The Impact of Gambling

Gambling is a form of risk-taking where a person places something of value, usually money, on an event with uncertain outcomes. It can also involve playing a game where there are set rules and a prize. In both cases, there are benefits and costs involved. The impact of gambling can be observed at personal, interpersonal and community/societal levels.

The most obvious benefit of gambling is that it can provide a source of entertainment. Moreover, it can also help people socialize with others and meet new friends. However, it is important to note that the amount of time spent gambling may not be conducive to other healthy activities, such as work, school and family obligations.
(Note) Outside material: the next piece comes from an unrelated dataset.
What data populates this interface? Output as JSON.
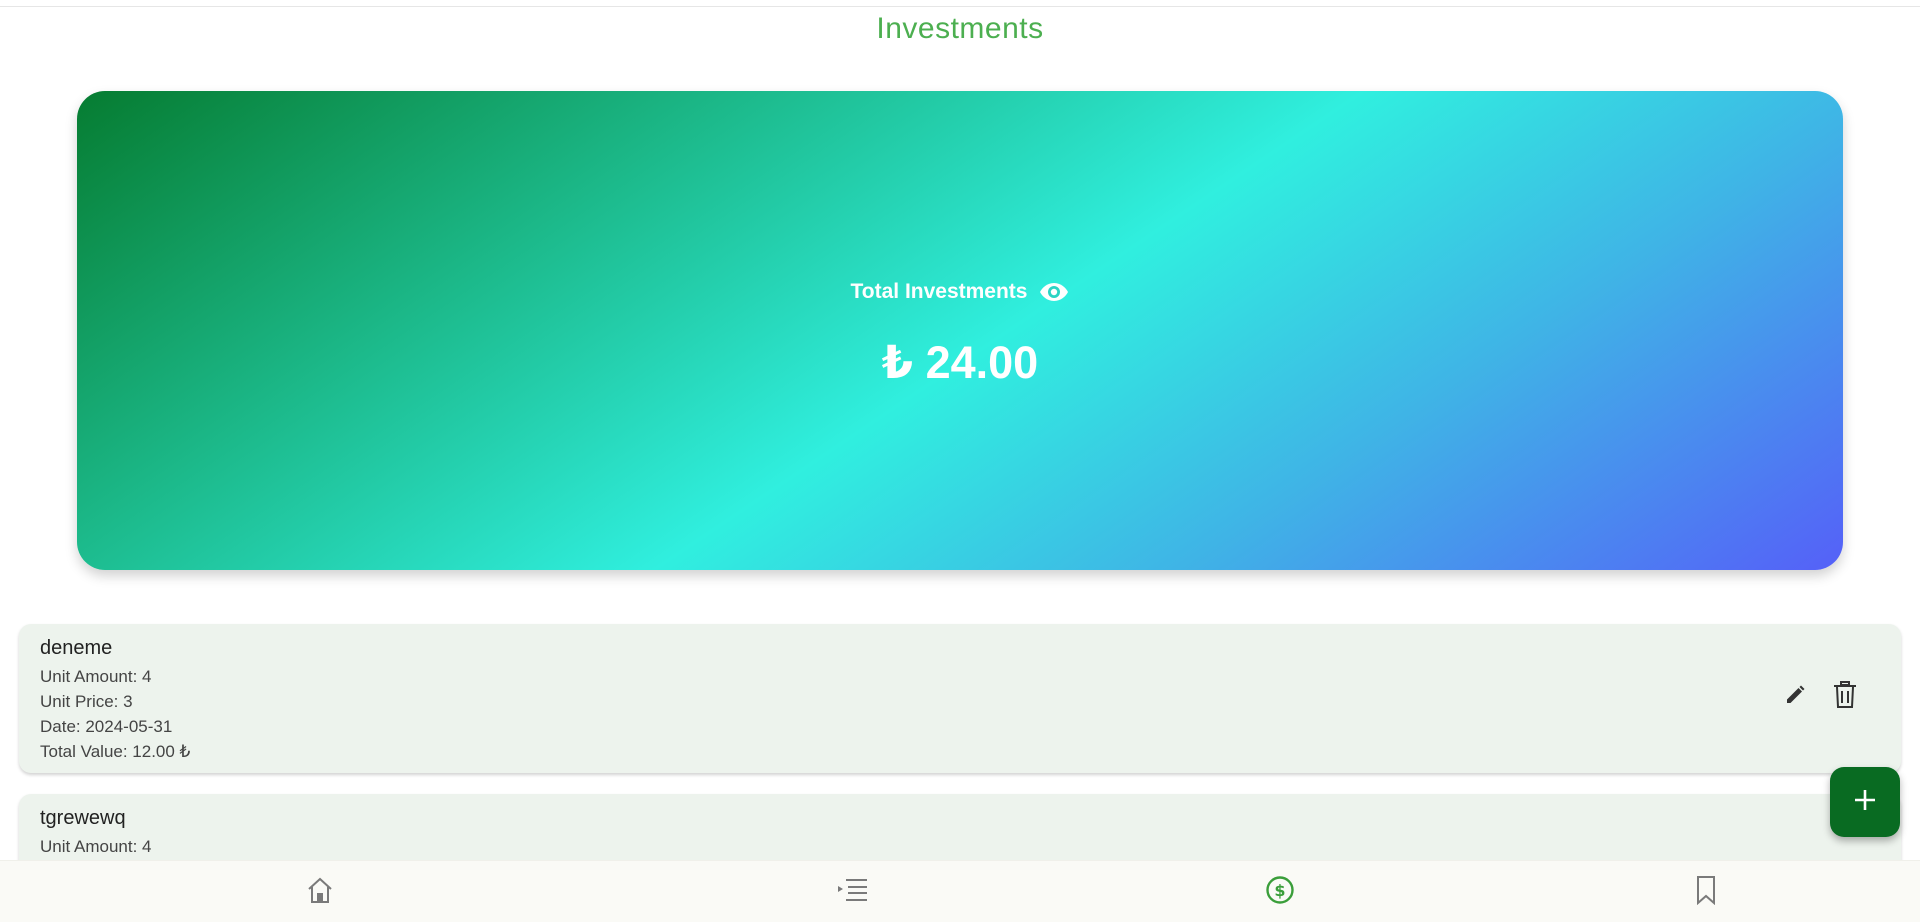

In addition, it can lead to health problems, such as depression, anxiety and addiction.

Many casino games require players to use their brains and come up with a strategy to win. As such, they are a great way to exercise the brain and improve cognitive abilities. Additionally, they can teach people valuable lessons about probability and statistics. In addition, some gambling establishments and casinos donate a portion of their profits to charitable causes. This can include support for social services, education and health research. As such, they contribute to the local economy and indirectly help people in their communities.

Despite its obvious benefits, it is important to understand that gambling can cause serious harm to an individual’s health and well-being. It can have a negative impact on one’s mental health, as it is often used as a way to escape reality or find thrills. It can also exacerbate the symptoms of certain mental health conditions, such as bipolar disorder and obsessive-compulsive disorder. It can also result in financial issues, such as bankruptcy and homelessness.

While gambling does give the brain a temporary rush of dopamine, it is important to remember that this reward is not sustainable and can have damaging effects on one’s long-term happiness. As a result, it is advisable to seek out healthier ways of gratifying the body, such as exercising and spending time with loved ones.

It is also important to remember that the majority of people who gamble do so for recreational reasons. They do not always win, and even when they do they often lose more than they gain. Some people use gambling as a way to self-soothe unpleasant emotions, unwind after a stressful day or week and to socialize. However, there are healthier and more effective ways of dealing with these issues, such as exercising, spending time with friends who don’t gamble and practicing relaxation techniques.

Getting help for a gambling addiction is crucial. The first step is admitting that there is a problem. This can be difficult, especially if you have lost significant amounts of money and strained relationships with family members as a result of your gambling habits. However, it is important to remember that many people have successfully broken their gambling habit and rebuilt their lives. If you are ready to get help, therapists can assist with this process by helping you change your unhealthy thoughts and behaviors.